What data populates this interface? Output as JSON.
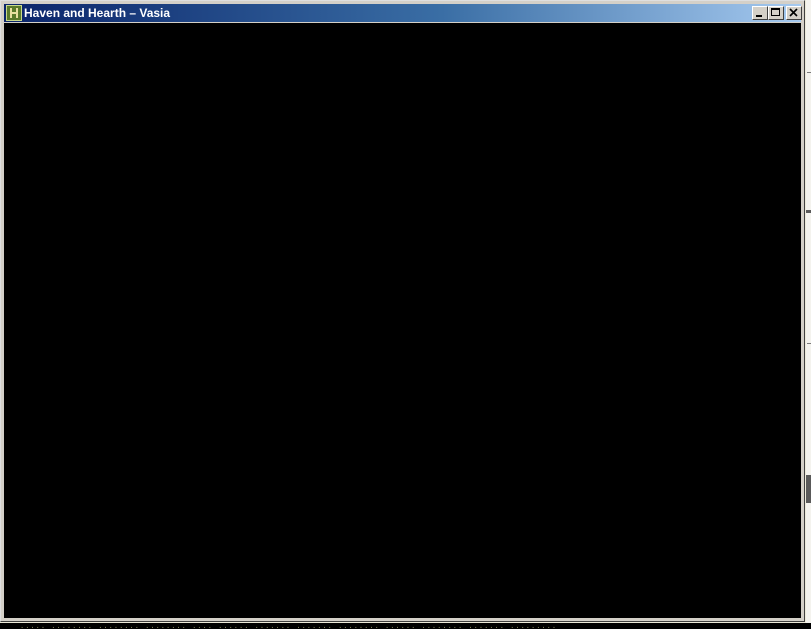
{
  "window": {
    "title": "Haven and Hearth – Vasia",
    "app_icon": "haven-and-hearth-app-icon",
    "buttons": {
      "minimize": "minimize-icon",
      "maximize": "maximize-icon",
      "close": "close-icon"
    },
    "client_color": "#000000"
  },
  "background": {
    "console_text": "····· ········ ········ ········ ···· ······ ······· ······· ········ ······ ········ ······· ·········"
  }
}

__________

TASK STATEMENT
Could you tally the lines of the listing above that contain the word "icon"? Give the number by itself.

SOLVED PROBLEM
4